(Records to process)

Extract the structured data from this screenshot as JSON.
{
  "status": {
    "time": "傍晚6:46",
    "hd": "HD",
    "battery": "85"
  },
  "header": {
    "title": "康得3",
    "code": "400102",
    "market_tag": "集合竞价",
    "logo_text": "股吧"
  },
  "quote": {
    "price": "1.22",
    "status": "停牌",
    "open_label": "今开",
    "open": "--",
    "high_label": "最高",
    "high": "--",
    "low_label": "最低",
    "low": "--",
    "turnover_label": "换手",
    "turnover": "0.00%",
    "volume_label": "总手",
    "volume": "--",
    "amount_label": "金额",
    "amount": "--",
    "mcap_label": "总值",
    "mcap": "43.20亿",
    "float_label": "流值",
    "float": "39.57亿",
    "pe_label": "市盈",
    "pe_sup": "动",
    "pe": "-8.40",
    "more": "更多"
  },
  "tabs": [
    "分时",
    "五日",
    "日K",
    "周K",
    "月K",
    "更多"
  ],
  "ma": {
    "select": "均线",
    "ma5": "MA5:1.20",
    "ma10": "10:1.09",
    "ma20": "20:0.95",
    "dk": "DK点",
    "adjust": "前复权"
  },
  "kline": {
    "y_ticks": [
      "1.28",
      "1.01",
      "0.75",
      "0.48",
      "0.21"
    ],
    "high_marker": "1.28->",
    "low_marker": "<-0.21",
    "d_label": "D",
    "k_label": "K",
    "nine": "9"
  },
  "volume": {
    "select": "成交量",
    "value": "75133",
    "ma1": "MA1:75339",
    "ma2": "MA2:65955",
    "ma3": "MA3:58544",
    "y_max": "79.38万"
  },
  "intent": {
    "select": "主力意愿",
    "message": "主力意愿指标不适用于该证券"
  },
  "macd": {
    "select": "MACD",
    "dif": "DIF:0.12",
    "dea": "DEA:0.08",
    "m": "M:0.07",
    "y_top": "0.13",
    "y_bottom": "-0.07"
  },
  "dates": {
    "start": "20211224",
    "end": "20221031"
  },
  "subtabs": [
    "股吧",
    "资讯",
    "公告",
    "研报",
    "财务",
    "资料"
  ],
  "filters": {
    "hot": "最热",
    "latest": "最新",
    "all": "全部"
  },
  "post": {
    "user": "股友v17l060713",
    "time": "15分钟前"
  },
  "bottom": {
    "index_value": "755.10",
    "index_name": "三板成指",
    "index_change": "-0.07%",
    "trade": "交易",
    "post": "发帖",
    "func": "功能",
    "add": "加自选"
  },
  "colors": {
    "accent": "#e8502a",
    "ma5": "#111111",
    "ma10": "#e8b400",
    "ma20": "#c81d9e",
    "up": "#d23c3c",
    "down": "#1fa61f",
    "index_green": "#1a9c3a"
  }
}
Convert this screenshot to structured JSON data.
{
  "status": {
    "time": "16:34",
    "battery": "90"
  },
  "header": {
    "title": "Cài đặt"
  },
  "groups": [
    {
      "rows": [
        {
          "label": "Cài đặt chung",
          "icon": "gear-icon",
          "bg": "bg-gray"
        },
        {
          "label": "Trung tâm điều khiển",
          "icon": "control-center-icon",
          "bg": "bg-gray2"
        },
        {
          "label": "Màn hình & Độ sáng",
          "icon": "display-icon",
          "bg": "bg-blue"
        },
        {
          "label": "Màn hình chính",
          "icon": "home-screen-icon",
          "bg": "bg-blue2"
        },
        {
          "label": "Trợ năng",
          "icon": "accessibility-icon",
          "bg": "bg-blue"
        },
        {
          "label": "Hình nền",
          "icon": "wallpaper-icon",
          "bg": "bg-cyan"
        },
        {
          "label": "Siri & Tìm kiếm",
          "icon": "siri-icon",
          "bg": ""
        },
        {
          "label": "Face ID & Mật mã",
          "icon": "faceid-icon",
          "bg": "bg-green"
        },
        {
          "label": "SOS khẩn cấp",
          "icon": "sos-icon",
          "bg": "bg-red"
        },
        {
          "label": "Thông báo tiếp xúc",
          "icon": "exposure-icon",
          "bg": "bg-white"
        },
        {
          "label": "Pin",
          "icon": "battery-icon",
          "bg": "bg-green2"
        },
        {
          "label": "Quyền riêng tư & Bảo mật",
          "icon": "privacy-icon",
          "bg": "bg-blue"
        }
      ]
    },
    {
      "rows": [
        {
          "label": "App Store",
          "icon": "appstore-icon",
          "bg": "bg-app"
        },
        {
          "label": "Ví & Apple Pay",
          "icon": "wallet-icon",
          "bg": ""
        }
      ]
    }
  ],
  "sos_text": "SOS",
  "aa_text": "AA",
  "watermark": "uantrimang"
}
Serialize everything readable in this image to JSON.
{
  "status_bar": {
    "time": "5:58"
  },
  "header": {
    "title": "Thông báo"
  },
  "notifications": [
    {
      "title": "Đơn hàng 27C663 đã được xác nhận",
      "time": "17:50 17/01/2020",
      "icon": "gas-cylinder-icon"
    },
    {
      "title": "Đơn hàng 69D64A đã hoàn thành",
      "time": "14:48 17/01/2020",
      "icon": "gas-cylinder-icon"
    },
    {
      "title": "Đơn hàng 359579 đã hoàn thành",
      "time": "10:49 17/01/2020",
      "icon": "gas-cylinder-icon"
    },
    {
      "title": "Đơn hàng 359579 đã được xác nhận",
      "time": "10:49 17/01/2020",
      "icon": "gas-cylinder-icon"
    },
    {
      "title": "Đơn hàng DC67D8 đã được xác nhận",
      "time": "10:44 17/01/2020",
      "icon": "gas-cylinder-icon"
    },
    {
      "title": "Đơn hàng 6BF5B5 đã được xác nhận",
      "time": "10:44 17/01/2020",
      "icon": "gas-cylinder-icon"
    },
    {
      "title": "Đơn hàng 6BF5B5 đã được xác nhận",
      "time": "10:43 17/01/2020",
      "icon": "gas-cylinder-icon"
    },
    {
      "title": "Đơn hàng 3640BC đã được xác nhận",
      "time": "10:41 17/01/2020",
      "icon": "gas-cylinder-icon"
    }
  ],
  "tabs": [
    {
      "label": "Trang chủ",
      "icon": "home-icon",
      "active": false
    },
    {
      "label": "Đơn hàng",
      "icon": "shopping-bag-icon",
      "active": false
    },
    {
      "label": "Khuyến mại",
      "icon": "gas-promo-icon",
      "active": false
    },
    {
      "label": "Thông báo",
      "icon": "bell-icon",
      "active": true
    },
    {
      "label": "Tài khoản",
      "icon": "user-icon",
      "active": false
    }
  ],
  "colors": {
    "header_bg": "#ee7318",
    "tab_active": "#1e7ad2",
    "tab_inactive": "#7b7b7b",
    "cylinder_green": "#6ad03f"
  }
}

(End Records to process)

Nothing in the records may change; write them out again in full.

Extract the structured data from this screenshot as JSON.
{
  "status": {
    "time": "傍晚6:46",
    "hd": "HD",
    "battery": "85"
  },
  "header": {
    "title": "康得3",
    "code": "400102",
    "market_tag": "集合竞价",
    "logo_text": "股吧"
  },
  "quote": {
    "price": "1.22",
    "status": "停牌",
    "open_label": "今开",
    "open": "--",
    "high_label": "最高",
    "high": "--",
    "low_label": "最低",
    "low": "--",
    "turnover_label": "换手",
    "turnover": "0.00%",
    "volume_label": "总手",
    "volume": "--",
    "amount_label": "金额",
    "amount": "--",
    "mcap_label": "总值",
    "mcap": "43.20亿",
    "float_label": "流值",
    "float": "39.57亿",
    "pe_label": "市盈",
    "pe_sup": "动",
    "pe": "-8.40",
    "more": "更多"
  },
  "tabs": [
    "分时",
    "五日",
    "日K",
    "周K",
    "月K",
    "更多"
  ],
  "ma": {
    "select": "均线",
    "ma5": "MA5:1.20",
    "ma10": "10:1.09",
    "ma20": "20:0.95",
    "dk": "DK点",
    "adjust": "前复权"
  },
  "kline": {
    "y_ticks": [
      "1.28",
      "1.01",
      "0.75",
      "0.48",
      "0.21"
    ],
    "high_marker": "1.28->",
    "low_marker": "<-0.21",
    "d_label": "D",
    "k_label": "K",
    "nine": "9"
  },
  "volume": {
    "select": "成交量",
    "value": "75133",
    "ma1": "MA1:75339",
    "ma2": "MA2:65955",
    "ma3": "MA3:58544",
    "y_max": "79.38万"
  },
  "intent": {
    "select": "主力意愿",
    "message": "主力意愿指标不适用于该证券"
  },
  "macd": {
    "select": "MACD",
    "dif": "DIF:0.12",
    "dea": "DEA:0.08",
    "m": "M:0.07",
    "y_top": "0.13",
    "y_bottom": "-0.07"
  },
  "dates": {
    "start": "20211224",
    "end": "20221031"
  },
  "subtabs": [
    "股吧",
    "资讯",
    "公告",
    "研报",
    "财务",
    "资料"
  ],
  "filters": {
    "hot": "最热",
    "latest": "最新",
    "all": "全部"
  },
  "post": {
    "user": "股友v17l060713",
    "time": "15分钟前"
  },
  "bottom": {
    "index_value": "755.10",
    "index_name": "三板成指",
    "index_change": "-0.07%",
    "trade": "交易",
    "post": "发帖",
    "func": "功能",
    "add": "加自选"
  },
  "colors": {
    "accent": "#e8502a",
    "ma5": "#111111",
    "ma10": "#e8b400",
    "ma20": "#c81d9e",
    "up": "#d23c3c",
    "down": "#1fa61f",
    "index_green": "#1a9c3a"
  }
}
Convert this screenshot to structured JSON data.
{
  "status": {
    "time": "16:34",
    "battery": "90"
  },
  "header": {
    "title": "Cài đặt"
  },
  "groups": [
    {
      "rows": [
        {
          "label": "Cài đặt chung",
          "icon": "gear-icon",
          "bg": "bg-gray"
        },
        {
          "label": "Trung tâm điều khiển",
          "icon": "control-center-icon",
          "bg": "bg-gray2"
        },
        {
          "label": "Màn hình & Độ sáng",
          "icon": "display-icon",
          "bg": "bg-blue"
        },
        {
          "label": "Màn hình chính",
          "icon": "home-screen-icon",
          "bg": "bg-blue2"
        },
        {
          "label": "Trợ năng",
          "icon": "accessibility-icon",
          "bg": "bg-blue"
        },
        {
          "label": "Hình nền",
          "icon": "wallpaper-icon",
          "bg": "bg-cyan"
        },
        {
          "label": "Siri & Tìm kiếm",
          "icon": "siri-icon",
          "bg": ""
        },
        {
          "label": "Face ID & Mật mã",
          "icon": "faceid-icon",
          "bg": "bg-green"
        },
        {
          "label": "SOS khẩn cấp",
          "icon": "sos-icon",
          "bg": "bg-red"
        },
        {
          "label": "Thông báo tiếp xúc",
          "icon": "exposure-icon",
          "bg": "bg-white"
        },
        {
          "label": "Pin",
          "icon": "battery-icon",
          "bg": "bg-green2"
        },
        {
          "label": "Quyền riêng tư & Bảo mật",
          "icon": "privacy-icon",
          "bg": "bg-blue"
        }
      ]
    },
    {
      "rows": [
        {
          "label": "App Store",
          "icon": "appstore-icon",
          "bg": "bg-app"
        },
        {
          "label": "Ví & Apple Pay",
          "icon": "wallet-icon",
          "bg": ""
        }
      ]
    }
  ],
  "sos_text": "SOS",
  "aa_text": "AA",
  "watermark": "uantrimang"
}
Serialize everything readable in this image to JSON.
{
  "status_bar": {
    "time": "5:58"
  },
  "header": {
    "title": "Thông báo"
  },
  "notifications": [
    {
      "title": "Đơn hàng 27C663 đã được xác nhận",
      "time": "17:50 17/01/2020",
      "icon": "gas-cylinder-icon"
    },
    {
      "title": "Đơn hàng 69D64A đã hoàn thành",
      "time": "14:48 17/01/2020",
      "icon": "gas-cylinder-icon"
    },
    {
      "title": "Đơn hàng 359579 đã hoàn thành",
      "time": "10:49 17/01/2020",
      "icon": "gas-cylinder-icon"
    },
    {
      "title": "Đơn hàng 359579 đã được xác nhận",
      "time": "10:49 17/01/2020",
      "icon": "gas-cylinder-icon"
    },
    {
      "title": "Đơn hàng DC67D8 đã được xác nhận",
      "time": "10:44 17/01/2020",
      "icon": "gas-cylinder-icon"
    },
    {
      "title": "Đơn hàng 6BF5B5 đã được xác nhận",
      "time": "10:44 17/01/2020",
      "icon": "gas-cylinder-icon"
    },
    {
      "title": "Đơn hàng 6BF5B5 đã được xác nhận",
      "time": "10:43 17/01/2020",
      "icon": "gas-cylinder-icon"
    },
    {
      "title": "Đơn hàng 3640BC đã được xác nhận",
      "time": "10:41 17/01/2020",
      "icon": "gas-cylinder-icon"
    }
  ],
  "tabs": [
    {
      "label": "Trang chủ",
      "icon": "home-icon",
      "active": false
    },
    {
      "label": "Đơn hàng",
      "icon": "shopping-bag-icon",
      "active": false
    },
    {
      "label": "Khuyến mại",
      "icon": "gas-promo-icon",
      "active": false
    },
    {
      "label": "Thông báo",
      "icon": "bell-icon",
      "active": true
    },
    {
      "label": "Tài khoản",
      "icon": "user-icon",
      "active": false
    }
  ],
  "colors": {
    "header_bg": "#ee7318",
    "tab_active": "#1e7ad2",
    "tab_inactive": "#7b7b7b",
    "cylinder_green": "#6ad03f"
  }
}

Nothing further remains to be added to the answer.